Not a new idea
Plotting in reverse is not my idea, and it’s not new. Novelist John Irving uses this method and even takes it a step further:
“I don’t begin a novel or a screenplay until I know the ending. And I don’t mean only that I have to know what happens. I mean that I have to hear the actual sentences. I have to know what atmosphere the words convey. Is it a melancholic story? Is there something uplifting or not about it? Is it soulful? Is it mournful? Is it exuberant? What is the language that describes the end of the story? And I don’t want to begin something – I don’t want to write that first sentence – until all the important connections in the novel are known to me. As if the story has already taken place, and it’s my responsibility to put it in the right order to tell it to you.”
Now this may sound overly dramatic, but I can see how knowing that “atmosphere” would be helpful. If I know that ending as I’m writing the beginning, I can make sure all elements support that ending from the start.
Supporting the Message
Writing a novel is a lot like making an argument. Knowing the conclusion of the argument or the essence of the message you want to convey means that everything that comes before can contribute in some way to that final message.
Say for instance that I’m writing a book that involves a love affair and instead of the two lovers getting together in the end, the guy decides to go home to his wife, so his lover shoots him.
Character: I can give hints of her jealous nature, or her tendency to do rash things. I can set up the evidence that she is capable of taking a life. And as for him, maybe I need to heighten his inability to make decisions or insert scenes where we see him back out of commitments.
Setting and story world: It would be helpful if guns were normal part of her life so that grabbing a gun in that final scene isn’t contrived. And we would know she knows how to use it. Perhaps she works as a park ranger or her father and brothers are all hunters. Maybe she’s a biathlete.
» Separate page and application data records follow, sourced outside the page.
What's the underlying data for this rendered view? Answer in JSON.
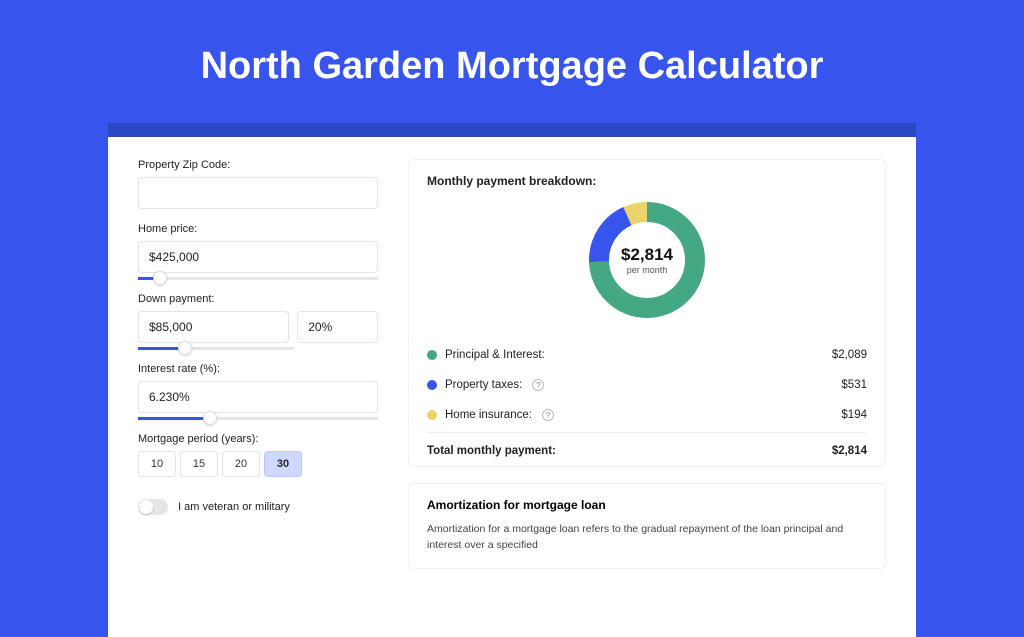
{
  "header": {
    "title": "North Garden Mortgage Calculator"
  },
  "form": {
    "zip_label": "Property Zip Code:",
    "zip_value": "",
    "home_price_label": "Home price:",
    "home_price_value": "$425,000",
    "home_price_slider_pct": 9,
    "down_label": "Down payment:",
    "down_value": "$85,000",
    "down_pct_value": "20%",
    "down_slider_pct": 20,
    "rate_label": "Interest rate (%):",
    "rate_value": "6.230%",
    "rate_slider_pct": 30,
    "period_label": "Mortgage period (years):",
    "period_options": [
      "10",
      "15",
      "20",
      "30"
    ],
    "period_selected": "30",
    "veteran_label": "I am veteran or military"
  },
  "breakdown": {
    "title": "Monthly payment breakdown:",
    "total": "$2,814",
    "per_month": "per month",
    "items": [
      {
        "label": "Principal & Interest:",
        "value": "$2,089",
        "color": "green"
      },
      {
        "label": "Property taxes:",
        "value": "$531",
        "color": "blue",
        "help": true
      },
      {
        "label": "Home insurance:",
        "value": "$194",
        "color": "yellow",
        "help": true
      }
    ],
    "total_label": "Total monthly payment:",
    "total_value": "$2,814"
  },
  "amort": {
    "title": "Amortization for mortgage loan",
    "text": "Amortization for a mortgage loan refers to the gradual repayment of the loan principal and interest over a specified"
  },
  "chart_data": {
    "type": "pie",
    "title": "Monthly payment breakdown",
    "total_label": "$2,814 per month",
    "series": [
      {
        "name": "Principal & Interest",
        "value": 2089,
        "color": "#44a882"
      },
      {
        "name": "Property taxes",
        "value": 531,
        "color": "#3755ed"
      },
      {
        "name": "Home insurance",
        "value": 194,
        "color": "#ecd36a"
      }
    ]
  }
}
Theme: The theme may now be betrayal or jealousy rather than self-acceptance or trust. I can build this into subplots or other characters either to echo the theme or contrast it.
And notice we are talking here about knowing the ending only. Not outlining the whole novel. Knowing where you’re headed simply allows you to write a tighter and more focussed story.
The idea can be applied to smaller segments of your novel too. Events in a believable plot all hinge on cause and effect; on action and reaction. Equally, you can think of it in reverse: he did this because she did that, or they are in this situation because this happened yesterday.
Coming at it in reverse can be useful when you get to a point in the story and don’t know how to link to a scene that you know comes up in the future.
For example, if I knew that Clara needed to arrive back at her childhood home just as it was burning to the ground, but right now in the story she is happily away at school with no intention of going home, I can visualize the fire scene and work backwards:
How do you work backwards? Ask questions: What would have happened immediately before this house burning scene to cause it? And what would have happened before that scene to cause that? And so on like dominos to the point in the story where Clara is at school.
Why is the house burning down? Who started it? How are they connected to Clara? Is there a reason they might be so angry or so depressed that they would want to force her to go home?
If the fire is not deliberate, what other things might make Clara come home in the middle of term? Is Clara or someone else ill? How did Clara arrive there………
Now with the scenes slotted in to the next point, I can write forwards again, logically and with purpose. Instead of writing forward with a blindfold, I’m just filling in the blanks.
Kurt Vonnegut said, “A step backward, after making a wrong turn, is a step in the right direction.”
It seems that a step backward in writing, when you don’t know where you’re going, is also a step in the right direction.